## Your instructions
Line by line, return the data exactly as shown.

*** Source records Section Begins ***

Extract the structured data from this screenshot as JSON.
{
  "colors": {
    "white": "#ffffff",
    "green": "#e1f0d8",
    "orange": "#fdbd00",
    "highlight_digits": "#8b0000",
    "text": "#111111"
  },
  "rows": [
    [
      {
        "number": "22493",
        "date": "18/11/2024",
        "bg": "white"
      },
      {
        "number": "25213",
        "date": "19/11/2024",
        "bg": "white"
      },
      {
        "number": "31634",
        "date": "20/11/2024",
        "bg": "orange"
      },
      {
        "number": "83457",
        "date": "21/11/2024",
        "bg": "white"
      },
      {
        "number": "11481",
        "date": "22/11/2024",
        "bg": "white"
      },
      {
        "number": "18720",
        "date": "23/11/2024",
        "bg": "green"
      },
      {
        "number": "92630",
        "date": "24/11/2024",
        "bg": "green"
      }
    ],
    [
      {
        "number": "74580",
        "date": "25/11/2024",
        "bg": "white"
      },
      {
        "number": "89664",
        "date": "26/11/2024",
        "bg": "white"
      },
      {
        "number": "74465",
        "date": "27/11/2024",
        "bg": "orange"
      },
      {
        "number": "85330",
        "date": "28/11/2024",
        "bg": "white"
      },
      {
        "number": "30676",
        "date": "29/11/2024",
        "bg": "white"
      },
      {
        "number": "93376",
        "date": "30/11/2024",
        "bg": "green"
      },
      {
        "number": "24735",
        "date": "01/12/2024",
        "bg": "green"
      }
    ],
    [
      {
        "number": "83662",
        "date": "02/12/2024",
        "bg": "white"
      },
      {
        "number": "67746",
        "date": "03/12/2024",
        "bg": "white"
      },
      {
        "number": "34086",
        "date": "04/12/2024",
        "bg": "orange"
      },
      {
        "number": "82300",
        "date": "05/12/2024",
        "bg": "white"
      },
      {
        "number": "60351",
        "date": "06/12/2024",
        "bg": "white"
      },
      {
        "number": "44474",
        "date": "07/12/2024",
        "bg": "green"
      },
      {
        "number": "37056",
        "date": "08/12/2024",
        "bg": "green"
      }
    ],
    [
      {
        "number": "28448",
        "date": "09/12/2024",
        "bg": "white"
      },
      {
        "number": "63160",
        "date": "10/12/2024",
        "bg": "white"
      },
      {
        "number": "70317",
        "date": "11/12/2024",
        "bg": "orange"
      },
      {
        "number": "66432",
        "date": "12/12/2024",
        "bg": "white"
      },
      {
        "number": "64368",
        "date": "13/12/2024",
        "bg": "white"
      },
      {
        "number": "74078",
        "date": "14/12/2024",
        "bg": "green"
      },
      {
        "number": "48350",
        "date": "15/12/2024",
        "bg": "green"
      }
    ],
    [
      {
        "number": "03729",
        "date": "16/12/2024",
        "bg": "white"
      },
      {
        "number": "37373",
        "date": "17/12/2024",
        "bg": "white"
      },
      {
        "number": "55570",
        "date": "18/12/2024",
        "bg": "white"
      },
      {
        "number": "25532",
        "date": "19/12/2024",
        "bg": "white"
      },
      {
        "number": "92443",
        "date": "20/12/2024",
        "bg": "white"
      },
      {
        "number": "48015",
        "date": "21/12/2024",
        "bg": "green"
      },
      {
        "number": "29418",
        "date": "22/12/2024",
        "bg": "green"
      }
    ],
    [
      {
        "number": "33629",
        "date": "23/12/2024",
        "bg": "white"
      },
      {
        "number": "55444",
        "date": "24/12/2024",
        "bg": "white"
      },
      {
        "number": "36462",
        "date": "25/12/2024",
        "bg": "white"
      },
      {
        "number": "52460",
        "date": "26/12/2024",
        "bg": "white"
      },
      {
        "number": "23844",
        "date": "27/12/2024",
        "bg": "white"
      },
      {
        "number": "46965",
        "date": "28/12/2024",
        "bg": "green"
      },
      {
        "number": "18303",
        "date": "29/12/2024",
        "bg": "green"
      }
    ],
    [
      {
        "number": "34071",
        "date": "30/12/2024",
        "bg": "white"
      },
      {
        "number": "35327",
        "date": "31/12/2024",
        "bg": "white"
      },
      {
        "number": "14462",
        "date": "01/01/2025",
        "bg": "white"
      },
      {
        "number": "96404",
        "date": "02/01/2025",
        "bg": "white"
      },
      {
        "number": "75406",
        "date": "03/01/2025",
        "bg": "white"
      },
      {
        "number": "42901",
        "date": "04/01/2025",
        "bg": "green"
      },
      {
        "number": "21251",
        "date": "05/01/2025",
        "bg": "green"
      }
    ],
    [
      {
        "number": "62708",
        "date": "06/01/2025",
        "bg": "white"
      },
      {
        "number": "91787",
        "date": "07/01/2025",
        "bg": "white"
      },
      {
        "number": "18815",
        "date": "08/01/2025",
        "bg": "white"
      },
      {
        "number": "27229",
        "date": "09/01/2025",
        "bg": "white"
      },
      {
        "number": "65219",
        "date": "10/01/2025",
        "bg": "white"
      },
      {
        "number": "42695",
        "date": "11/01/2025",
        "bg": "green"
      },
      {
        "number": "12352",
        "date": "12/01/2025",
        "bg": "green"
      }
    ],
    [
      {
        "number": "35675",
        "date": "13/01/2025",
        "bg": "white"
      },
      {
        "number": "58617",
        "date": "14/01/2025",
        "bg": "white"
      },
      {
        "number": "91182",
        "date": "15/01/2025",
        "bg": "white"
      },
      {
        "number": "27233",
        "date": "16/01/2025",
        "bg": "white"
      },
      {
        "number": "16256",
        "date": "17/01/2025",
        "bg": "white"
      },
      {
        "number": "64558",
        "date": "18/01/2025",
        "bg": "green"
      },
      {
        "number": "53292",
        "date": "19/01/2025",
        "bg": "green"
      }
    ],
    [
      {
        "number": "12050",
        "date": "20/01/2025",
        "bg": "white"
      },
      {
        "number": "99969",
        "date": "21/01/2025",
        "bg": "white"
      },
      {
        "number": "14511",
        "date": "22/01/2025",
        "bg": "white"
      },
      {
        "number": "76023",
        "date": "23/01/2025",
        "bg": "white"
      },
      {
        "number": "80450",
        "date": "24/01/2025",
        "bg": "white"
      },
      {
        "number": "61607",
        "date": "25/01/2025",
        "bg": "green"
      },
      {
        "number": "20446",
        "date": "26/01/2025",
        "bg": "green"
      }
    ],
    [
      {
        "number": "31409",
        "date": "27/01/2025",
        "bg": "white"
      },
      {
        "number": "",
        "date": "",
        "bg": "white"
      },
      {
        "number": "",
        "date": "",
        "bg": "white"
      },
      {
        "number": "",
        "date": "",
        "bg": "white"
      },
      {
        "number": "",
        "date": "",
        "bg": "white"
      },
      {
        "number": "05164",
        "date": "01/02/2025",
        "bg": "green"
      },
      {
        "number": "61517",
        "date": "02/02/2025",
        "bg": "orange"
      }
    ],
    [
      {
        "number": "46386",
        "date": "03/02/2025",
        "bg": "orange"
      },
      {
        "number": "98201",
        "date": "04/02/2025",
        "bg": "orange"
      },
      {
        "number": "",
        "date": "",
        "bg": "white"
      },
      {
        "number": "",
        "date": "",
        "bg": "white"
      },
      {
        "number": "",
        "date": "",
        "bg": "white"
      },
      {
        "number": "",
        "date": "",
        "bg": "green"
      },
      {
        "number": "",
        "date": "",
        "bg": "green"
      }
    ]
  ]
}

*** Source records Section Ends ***

## Problem solution
Extract the structured data from this screenshot as JSON.
{
  "colors": {
    "white": "#ffffff",
    "green": "#e1f0d8",
    "orange": "#fdbd00",
    "highlight_digits": "#8b0000",
    "text": "#111111"
  },
  "rows": [
    [
      {
        "number": "22493",
        "date": "18/11/2024",
        "bg": "white"
      },
      {
        "number": "25213",
        "date": "19/11/2024",
        "bg": "white"
      },
      {
        "number": "31634",
        "date": "20/11/2024",
        "bg": "orange"
      },
      {
        "number": "83457",
        "date": "21/11/2024",
        "bg": "white"
      },
      {
        "number": "11481",
        "date": "22/11/2024",
        "bg": "white"
      },
      {
        "number": "18720",
        "date": "23/11/2024",
        "bg": "green"
      },
      {
        "number": "92630",
        "date": "24/11/2024",
        "bg": "green"
      }
    ],
    [
      {
        "number": "74580",
        "date": "25/11/2024",
        "bg": "white"
      },
      {
        "number": "89664",
        "date": "26/11/2024",
        "bg": "white"
      },
      {
        "number": "74465",
        "date": "27/11/2024",
        "bg": "orange"
      },
      {
        "number": "85330",
        "date": "28/11/2024",
        "bg": "white"
      },
      {
        "number": "30676",
        "date": "29/11/2024",
        "bg": "white"
      },
      {
        "number": "93376",
        "date": "30/11/2024",
        "bg": "green"
      },
      {
        "number": "24735",
        "date": "01/12/2024",
        "bg": "green"
      }
    ],
    [
      {
        "number": "83662",
        "date": "02/12/2024",
        "bg": "white"
      },
      {
        "number": "67746",
        "date": "03/12/2024",
        "bg": "white"
      },
      {
        "number": "34086",
        "date": "04/12/2024",
        "bg": "orange"
      },
      {
        "number": "82300",
        "date": "05/12/2024",
        "bg": "white"
      },
      {
        "number": "60351",
        "date": "06/12/2024",
        "bg": "white"
      },
      {
        "number": "44474",
        "date": "07/12/2024",
        "bg": "green"
      },
      {
        "number": "37056",
        "date": "08/12/2024",
        "bg": "green"
      }
    ],
    [
      {
        "number": "28448",
        "date": "09/12/2024",
        "bg": "white"
      },
      {
        "number": "63160",
        "date": "10/12/2024",
        "bg": "white"
      },
      {
        "number": "70317",
        "date": "11/12/2024",
        "bg": "orange"
      },
      {
        "number": "66432",
        "date": "12/12/2024",
        "bg": "white"
      },
      {
        "number": "64368",
        "date": "13/12/2024",
        "bg": "white"
      },
      {
        "number": "74078",
        "date": "14/12/2024",
        "bg": "green"
      },
      {
        "number": "48350",
        "date": "15/12/2024",
        "bg": "green"
      }
    ],
    [
      {
        "number": "03729",
        "date": "16/12/2024",
        "bg": "white"
      },
      {
        "number": "37373",
        "date": "17/12/2024",
        "bg": "white"
      },
      {
        "number": "55570",
        "date": "18/12/2024",
        "bg": "white"
      },
      {
        "number": "25532",
        "date": "19/12/2024",
        "bg": "white"
      },
      {
        "number": "92443",
        "date": "20/12/2024",
        "bg": "white"
      },
      {
        "number": "48015",
        "date": "21/12/2024",
        "bg": "green"
      },
      {
        "number": "29418",
        "date": "22/12/2024",
        "bg": "green"
      }
    ],
    [
      {
        "number": "33629",
        "date": "23/12/2024",
        "bg": "white"
      },
      {
        "number": "55444",
        "date": "24/12/2024",
        "bg": "white"
      },
      {
        "number": "36462",
        "date": "25/12/2024",
        "bg": "white"
      },
      {
        "number": "52460",
        "date": "26/12/2024",
        "bg": "white"
      },
      {
        "number": "23844",
        "date": "27/12/2024",
        "bg": "white"
      },
      {
        "number": "46965",
        "date": "28/12/2024",
        "bg": "green"
      },
      {
        "number": "18303",
        "date": "29/12/2024",
        "bg": "green"
      }
    ],
    [
      {
        "number": "34071",
        "date": "30/12/2024",
        "bg": "white"
      },
      {
        "number": "35327",
        "date": "31/12/2024",
        "bg": "white"
      },
      {
        "number": "14462",
        "date": "01/01/2025",
        "bg": "white"
      },
      {
        "number": "96404",
        "date": "02/01/2025",
        "bg": "white"
      },
      {
        "number": "75406",
        "date": "03/01/2025",
        "bg": "white"
      },
      {
        "number": "42901",
        "date": "04/01/2025",
        "bg": "green"
      },
      {
        "number": "21251",
        "date": "05/01/2025",
        "bg": "green"
      }
    ],
    [
      {
        "number": "62708",
        "date": "06/01/2025",
        "bg": "white"
      },
      {
        "number": "91787",
        "date": "07/01/2025",
        "bg": "white"
      },
      {
        "number": "18815",
        "date": "08/01/2025",
        "bg": "white"
      },
      {
        "number": "27229",
        "date": "09/01/2025",
        "bg": "white"
      },
      {
        "number": "65219",
        "date": "10/01/2025",
        "bg": "white"
      },
      {
        "number": "42695",
        "date": "11/01/2025",
        "bg": "green"
      },
      {
        "number": "12352",
        "date": "12/01/2025",
        "bg": "green"
      }
    ],
    [
      {
        "number": "35675",
        "date": "13/01/2025",
        "bg": "white"
      },
      {
        "number": "58617",
        "date": "14/01/2025",
        "bg": "white"
      },
      {
        "number": "91182",
        "date": "15/01/2025",
        "bg": "white"
      },
      {
        "number": "27233",
        "date": "16/01/2025",
        "bg": "white"
      },
      {
        "number": "16256",
        "date": "17/01/2025",
        "bg": "white"
      },
      {
        "number": "64558",
        "date": "18/01/2025",
        "bg": "green"
      },
      {
        "number": "53292",
        "date": "19/01/2025",
        "bg": "green"
      }
    ],
    [
      {
        "number": "12050",
        "date": "20/01/2025",
        "bg": "white"
      },
      {
        "number": "99969",
        "date": "21/01/2025",
        "bg": "white"
      },
      {
        "number": "14511",
        "date": "22/01/2025",
        "bg": "white"
      },
      {
        "number": "76023",
        "date": "23/01/2025",
        "bg": "white"
      },
      {
        "number": "80450",
        "date": "24/01/2025",
        "bg": "white"
      },
      {
        "number": "61607",
        "date": "25/01/2025",
        "bg": "green"
      },
      {
        "number": "20446",
        "date": "26/01/2025",
        "bg": "green"
      }
    ],
    [
      {
        "number": "31409",
        "date": "27/01/2025",
        "bg": "white"
      },
      {
        "number": "",
        "date": "",
        "bg": "white"
      },
      {
        "number": "",
        "date": "",
        "bg": "white"
      },
      {
        "number": "",
        "date": "",
        "bg": "white"
      },
      {
        "number": "",
        "date": "",
        "bg": "white"
      },
      {
        "number": "05164",
        "date": "01/02/2025",
        "bg": "green"
      },
      {
        "number": "61517",
        "date": "02/02/2025",
        "bg": "orange"
      }
    ],
    [
      {
        "number": "46386",
        "date": "03/02/2025",
        "bg": "orange"
      },
      {
        "number": "98201",
        "date": "04/02/2025",
        "bg": "orange"
      },
      {
        "number": "",
        "date": "",
        "bg": "white"
      },
      {
        "number": "",
        "date": "",
        "bg": "white"
      },
      {
        "number": "",
        "date": "",
        "bg": "white"
      },
      {
        "number": "",
        "date": "",
        "bg": "green"
      },
      {
        "number": "",
        "date": "",
        "bg": "green"
      }
    ]
  ]
}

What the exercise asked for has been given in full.